What is required >>
Return all of the data that follows precisely, leaving every image out.

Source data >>
--- START ---

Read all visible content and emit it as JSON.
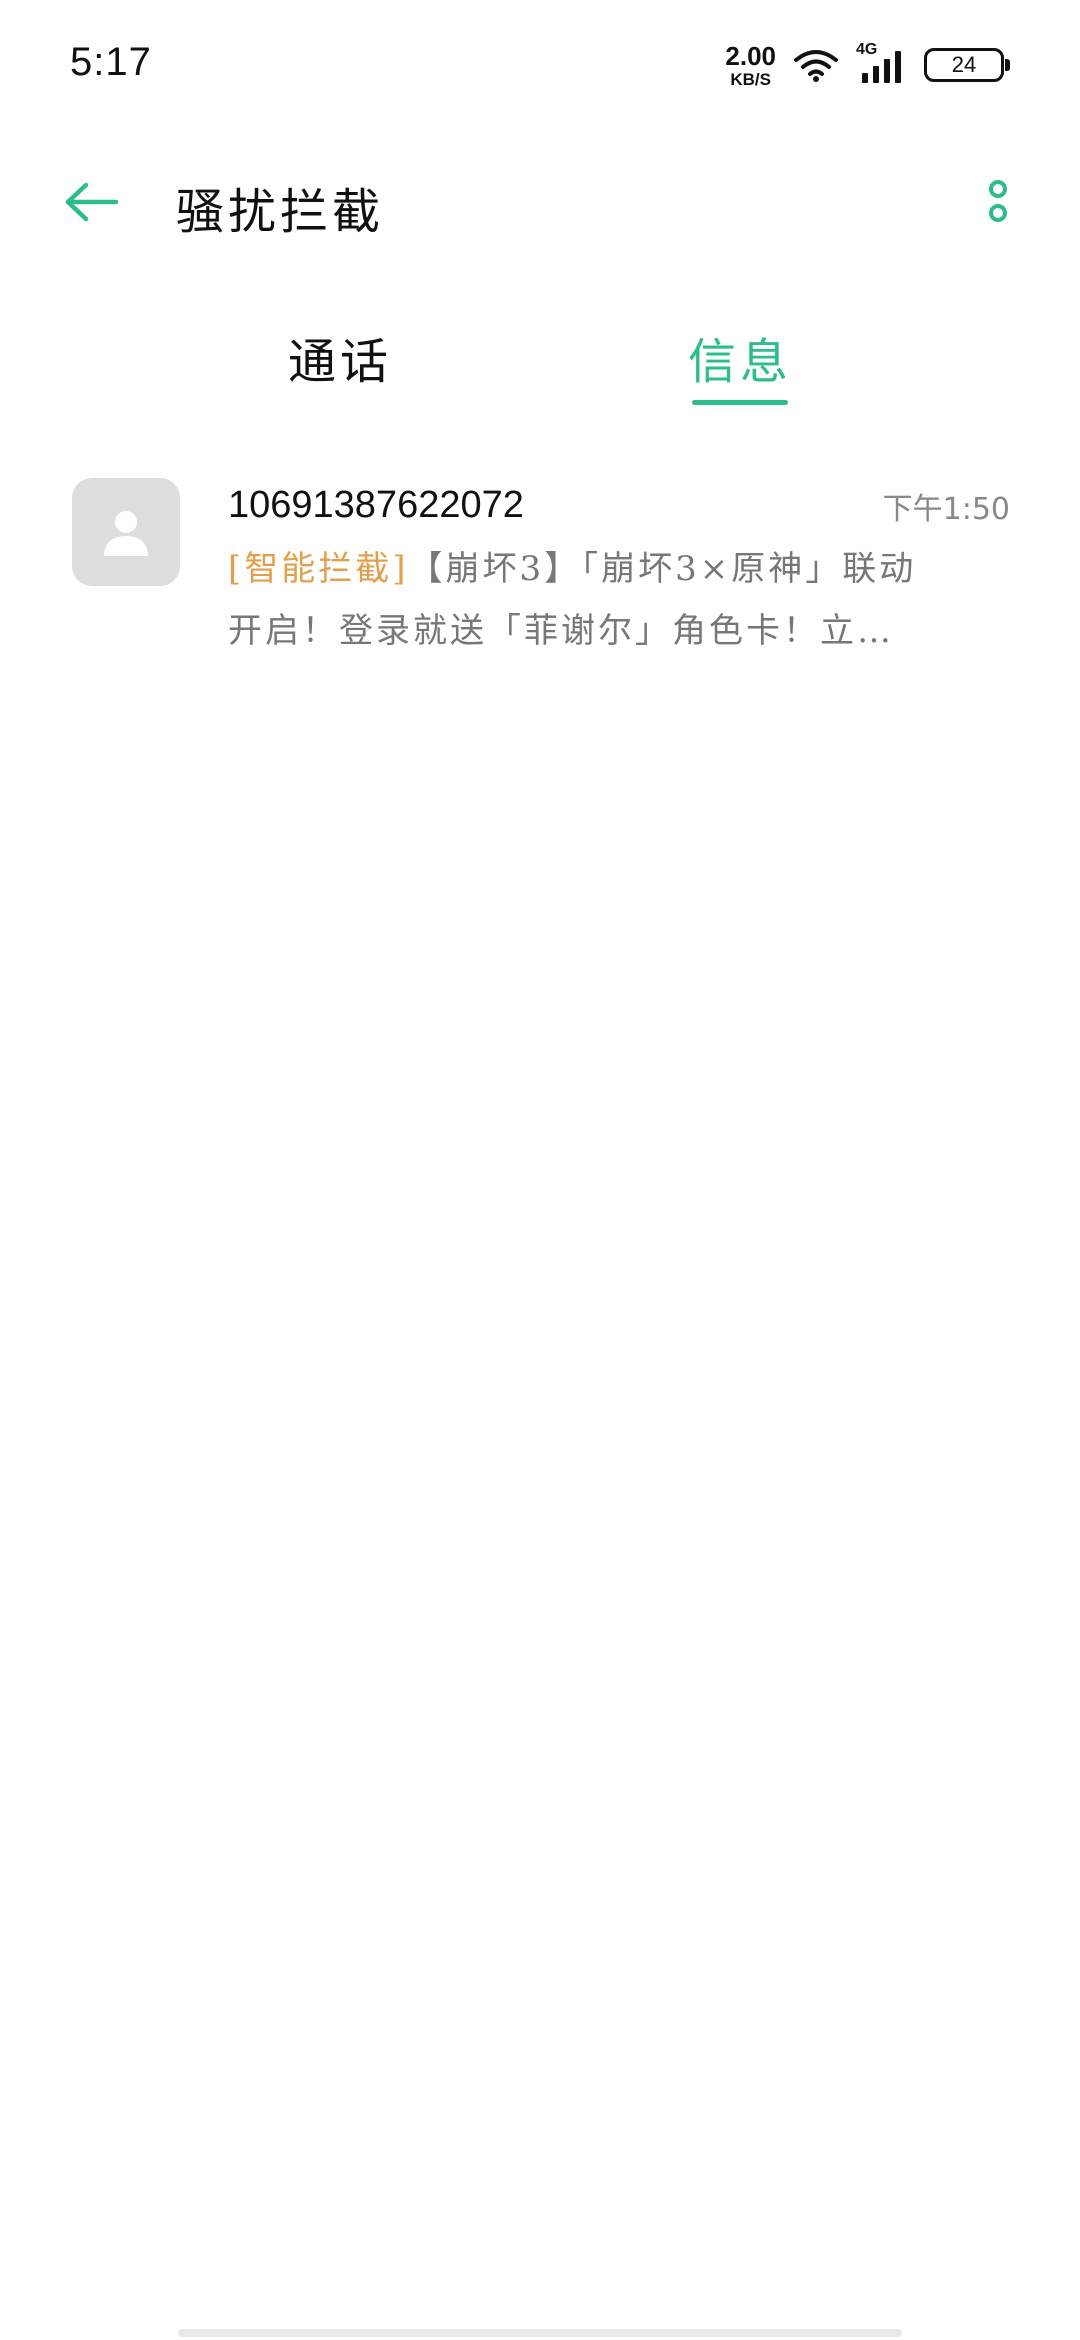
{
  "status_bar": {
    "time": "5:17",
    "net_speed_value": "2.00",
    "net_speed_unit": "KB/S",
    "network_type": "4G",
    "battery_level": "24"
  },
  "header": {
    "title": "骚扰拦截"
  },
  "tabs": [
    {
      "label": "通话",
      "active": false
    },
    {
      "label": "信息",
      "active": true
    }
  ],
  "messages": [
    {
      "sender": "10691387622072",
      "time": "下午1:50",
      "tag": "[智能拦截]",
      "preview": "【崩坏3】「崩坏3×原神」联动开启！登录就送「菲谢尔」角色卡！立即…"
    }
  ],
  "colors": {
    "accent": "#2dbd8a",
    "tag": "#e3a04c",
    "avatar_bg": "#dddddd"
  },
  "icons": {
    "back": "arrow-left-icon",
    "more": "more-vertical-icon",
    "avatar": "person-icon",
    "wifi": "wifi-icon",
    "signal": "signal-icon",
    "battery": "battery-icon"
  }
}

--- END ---

Reply >>
Read all visible content and emit it as JSON.
{
  "status_bar": {
    "time": "5:17",
    "net_speed_value": "2.00",
    "net_speed_unit": "KB/S",
    "network_type": "4G",
    "battery_level": "24"
  },
  "header": {
    "title": "骚扰拦截"
  },
  "tabs": [
    {
      "label": "通话",
      "active": false
    },
    {
      "label": "信息",
      "active": true
    }
  ],
  "messages": [
    {
      "sender": "10691387622072",
      "time": "下午1:50",
      "tag": "[智能拦截]",
      "preview": "【崩坏3】「崩坏3×原神」联动开启！登录就送「菲谢尔」角色卡！立即…"
    }
  ],
  "colors": {
    "accent": "#2dbd8a",
    "tag": "#e3a04c",
    "avatar_bg": "#dddddd"
  },
  "icons": {
    "back": "arrow-left-icon",
    "more": "more-vertical-icon",
    "avatar": "person-icon",
    "wifi": "wifi-icon",
    "signal": "signal-icon",
    "battery": "battery-icon"
  }
}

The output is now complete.